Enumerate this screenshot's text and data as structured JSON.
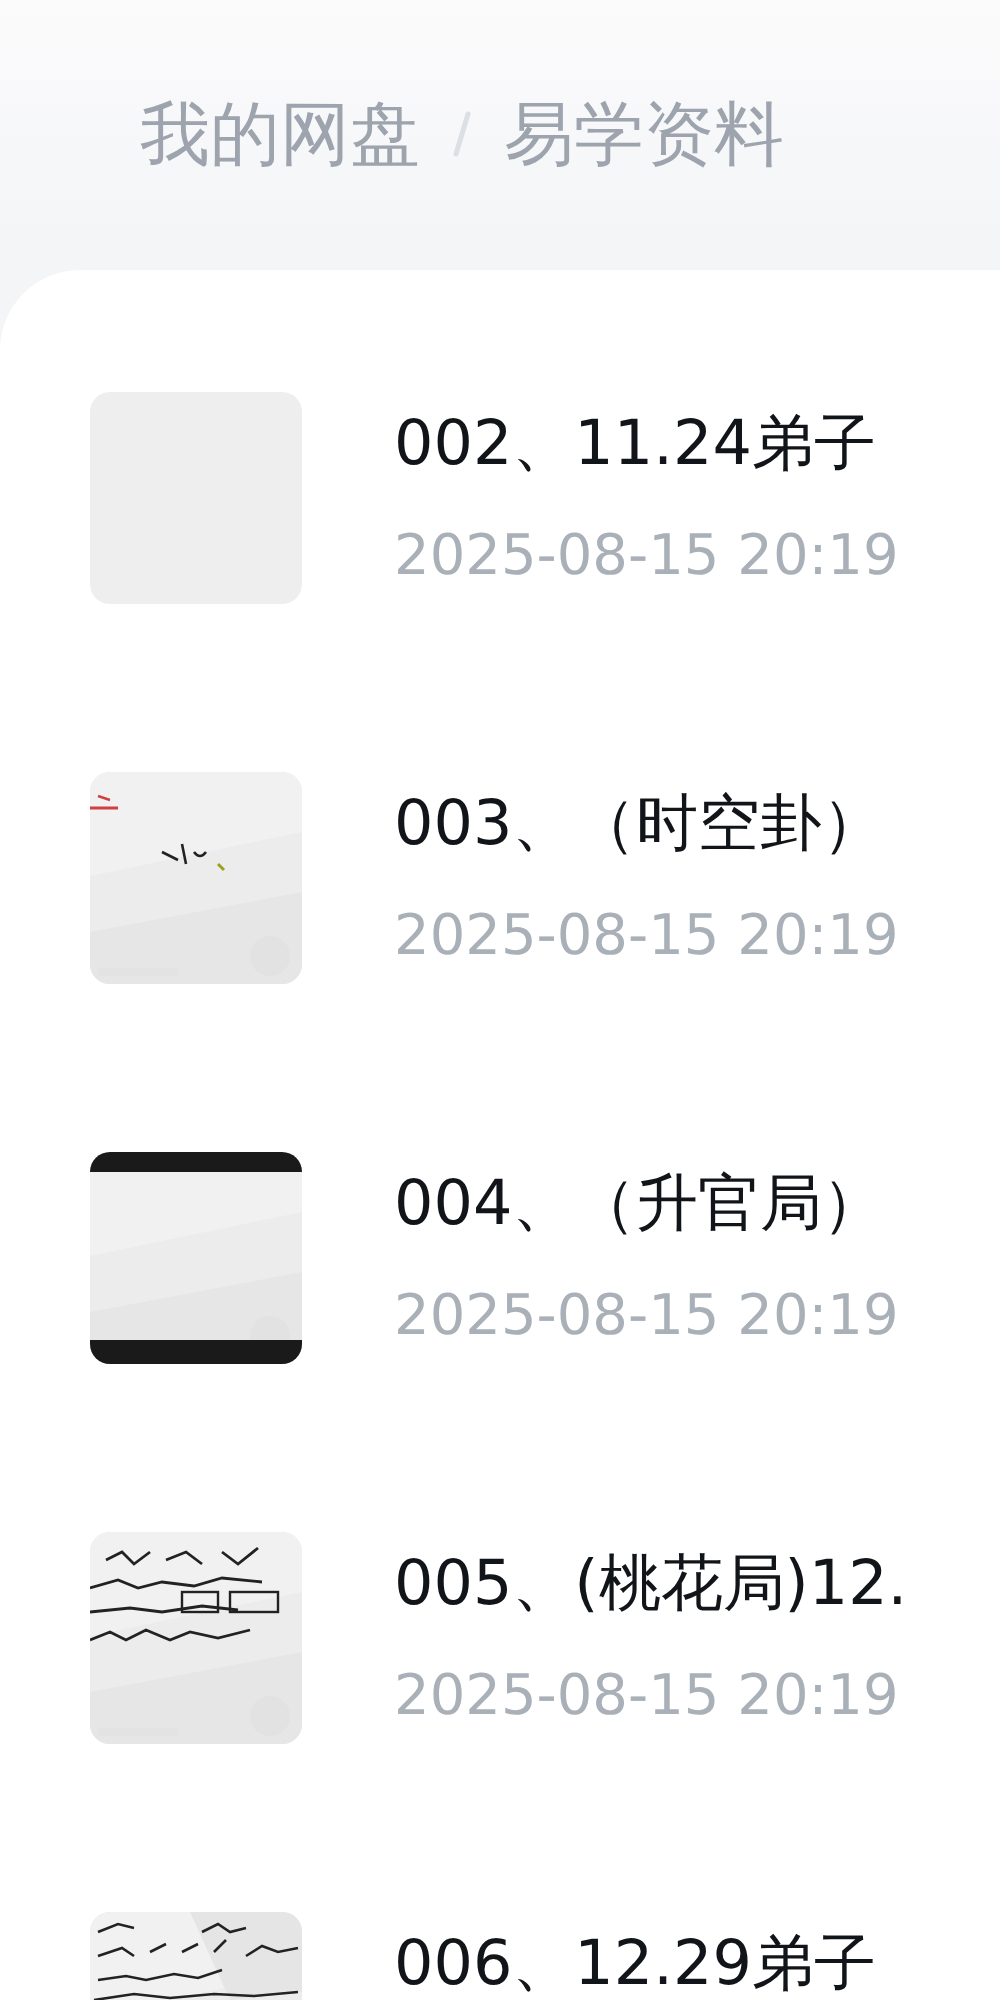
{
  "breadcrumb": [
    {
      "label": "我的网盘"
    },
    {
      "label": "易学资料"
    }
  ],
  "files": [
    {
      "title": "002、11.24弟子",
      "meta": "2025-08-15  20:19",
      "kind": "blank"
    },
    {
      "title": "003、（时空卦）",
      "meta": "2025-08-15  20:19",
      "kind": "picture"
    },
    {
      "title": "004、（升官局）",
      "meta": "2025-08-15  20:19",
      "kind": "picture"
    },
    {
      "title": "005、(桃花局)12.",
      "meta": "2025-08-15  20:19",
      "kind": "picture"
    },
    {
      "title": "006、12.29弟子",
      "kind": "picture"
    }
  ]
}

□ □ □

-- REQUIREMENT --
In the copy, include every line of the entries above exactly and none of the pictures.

-- THE COMPLETED TASK --
Enumerate this screenshot's text and data as structured JSON.
{
  "breadcrumb": [
    {
      "label": "我的网盘"
    },
    {
      "label": "易学资料"
    }
  ],
  "files": [
    {
      "title": "002、11.24弟子",
      "meta": "2025-08-15  20:19",
      "kind": "blank"
    },
    {
      "title": "003、（时空卦）",
      "meta": "2025-08-15  20:19",
      "kind": "picture"
    },
    {
      "title": "004、（升官局）",
      "meta": "2025-08-15  20:19",
      "kind": "picture"
    },
    {
      "title": "005、(桃花局)12.",
      "meta": "2025-08-15  20:19",
      "kind": "picture"
    },
    {
      "title": "006、12.29弟子",
      "kind": "picture"
    }
  ]
}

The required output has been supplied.